The so-called "test flights" should have produced clear evidence that aircraft are capable of negotiating certain prespecified atmospheric conditions. If so, what were the specified conditions and where are the data? It appears that numerous aircraft on Sunday flew in relatively low-ash or even ash-free areas of Europe. When these aircraft landed there were almost instantaneous claims from various airlines that no problems had been encountered, yet insidious damage to an aeroengine by repeated exposure to particulates would surely only be detectable by a proper engine stripdown after having conducted several test flights? Ideally, one would include some worst-case conditions in the test battery to provide a safety margin, just as in aircraft test flights. Using older aircraft with parachutes would make a lot of sense! Do we seriously think that BA would send up an expensive 747-400 into an ash cloud? Of course not! I take the event to be purely a publicity stunt until such time as they provide actual data to prove otherwise.
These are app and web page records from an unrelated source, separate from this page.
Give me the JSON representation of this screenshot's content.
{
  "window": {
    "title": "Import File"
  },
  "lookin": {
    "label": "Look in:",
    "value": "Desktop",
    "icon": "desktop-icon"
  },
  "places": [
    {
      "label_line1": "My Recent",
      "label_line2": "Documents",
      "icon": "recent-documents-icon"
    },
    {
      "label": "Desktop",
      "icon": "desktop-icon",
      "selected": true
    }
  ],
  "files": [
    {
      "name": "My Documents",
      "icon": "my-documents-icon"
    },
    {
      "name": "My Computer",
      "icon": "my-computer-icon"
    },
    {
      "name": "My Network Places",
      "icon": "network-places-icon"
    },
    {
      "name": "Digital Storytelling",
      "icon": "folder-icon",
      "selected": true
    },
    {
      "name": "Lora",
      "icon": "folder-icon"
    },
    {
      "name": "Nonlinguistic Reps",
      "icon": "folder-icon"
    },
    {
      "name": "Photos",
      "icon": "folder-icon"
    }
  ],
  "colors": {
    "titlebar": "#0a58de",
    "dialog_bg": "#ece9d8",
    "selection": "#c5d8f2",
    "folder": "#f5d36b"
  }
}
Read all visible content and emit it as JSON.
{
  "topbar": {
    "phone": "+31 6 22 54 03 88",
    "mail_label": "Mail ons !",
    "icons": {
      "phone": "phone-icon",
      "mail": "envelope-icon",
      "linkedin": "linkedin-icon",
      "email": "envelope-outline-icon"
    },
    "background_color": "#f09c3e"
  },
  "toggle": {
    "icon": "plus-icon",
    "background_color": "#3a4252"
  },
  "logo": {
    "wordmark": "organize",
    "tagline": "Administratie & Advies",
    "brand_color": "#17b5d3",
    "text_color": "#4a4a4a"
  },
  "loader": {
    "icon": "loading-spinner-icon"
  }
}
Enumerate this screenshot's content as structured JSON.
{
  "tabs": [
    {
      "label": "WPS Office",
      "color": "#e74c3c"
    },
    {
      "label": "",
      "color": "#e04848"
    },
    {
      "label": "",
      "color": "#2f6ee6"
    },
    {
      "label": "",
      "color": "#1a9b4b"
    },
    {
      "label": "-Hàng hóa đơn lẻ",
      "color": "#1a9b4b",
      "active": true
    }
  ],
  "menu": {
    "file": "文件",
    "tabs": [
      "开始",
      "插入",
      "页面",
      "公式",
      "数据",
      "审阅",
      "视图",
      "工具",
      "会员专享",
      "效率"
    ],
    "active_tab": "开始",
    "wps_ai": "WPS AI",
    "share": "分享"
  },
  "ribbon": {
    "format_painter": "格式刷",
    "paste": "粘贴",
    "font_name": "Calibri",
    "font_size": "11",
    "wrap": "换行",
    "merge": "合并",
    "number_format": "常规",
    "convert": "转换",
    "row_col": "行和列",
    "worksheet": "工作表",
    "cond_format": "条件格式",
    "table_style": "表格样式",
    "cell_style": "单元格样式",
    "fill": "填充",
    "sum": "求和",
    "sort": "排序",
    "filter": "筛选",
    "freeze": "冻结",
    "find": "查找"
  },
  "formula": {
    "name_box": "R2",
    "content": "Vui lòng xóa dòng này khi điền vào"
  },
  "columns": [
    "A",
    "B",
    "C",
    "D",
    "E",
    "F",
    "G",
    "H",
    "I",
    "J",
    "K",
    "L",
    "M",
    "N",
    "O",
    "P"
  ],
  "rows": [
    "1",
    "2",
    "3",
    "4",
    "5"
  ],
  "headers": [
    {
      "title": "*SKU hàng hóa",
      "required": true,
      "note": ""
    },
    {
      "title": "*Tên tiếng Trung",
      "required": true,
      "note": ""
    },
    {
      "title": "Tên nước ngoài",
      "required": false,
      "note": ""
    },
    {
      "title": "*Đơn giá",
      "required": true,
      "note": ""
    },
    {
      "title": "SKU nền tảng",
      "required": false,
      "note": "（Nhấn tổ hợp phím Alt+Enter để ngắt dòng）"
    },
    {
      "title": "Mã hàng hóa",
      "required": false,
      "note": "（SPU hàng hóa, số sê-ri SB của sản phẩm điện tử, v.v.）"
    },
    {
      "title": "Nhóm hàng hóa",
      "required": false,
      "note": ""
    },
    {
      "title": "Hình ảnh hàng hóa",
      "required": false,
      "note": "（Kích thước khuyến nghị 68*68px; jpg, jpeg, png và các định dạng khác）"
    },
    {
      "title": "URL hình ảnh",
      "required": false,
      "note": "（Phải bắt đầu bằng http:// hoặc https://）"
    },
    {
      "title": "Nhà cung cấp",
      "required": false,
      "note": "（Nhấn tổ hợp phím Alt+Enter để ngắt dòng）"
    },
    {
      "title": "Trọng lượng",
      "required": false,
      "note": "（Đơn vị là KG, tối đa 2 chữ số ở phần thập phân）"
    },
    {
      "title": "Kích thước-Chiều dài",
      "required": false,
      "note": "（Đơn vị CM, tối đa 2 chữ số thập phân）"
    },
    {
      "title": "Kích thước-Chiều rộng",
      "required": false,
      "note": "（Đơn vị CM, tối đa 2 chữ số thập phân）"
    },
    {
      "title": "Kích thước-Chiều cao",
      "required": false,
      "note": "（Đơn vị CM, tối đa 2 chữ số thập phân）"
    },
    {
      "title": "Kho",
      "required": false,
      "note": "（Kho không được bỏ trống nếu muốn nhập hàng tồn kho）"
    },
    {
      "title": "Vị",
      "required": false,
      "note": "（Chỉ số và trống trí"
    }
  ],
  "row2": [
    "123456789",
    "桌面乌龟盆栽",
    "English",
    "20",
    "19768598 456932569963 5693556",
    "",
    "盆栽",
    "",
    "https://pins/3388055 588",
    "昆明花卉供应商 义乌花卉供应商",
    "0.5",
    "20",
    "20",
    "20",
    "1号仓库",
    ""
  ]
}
I have no objection to the "no ash" threshold being revised if it is done in a scientifically transparent and defensible way. It is a standard process in risk assessment that thresholds are objectively revised in light of new evidence. But, where exactly is this new evidence? Sending a few planes up for random forays on unspecified missions and then not openly disclosing the findings is not the way to go about this!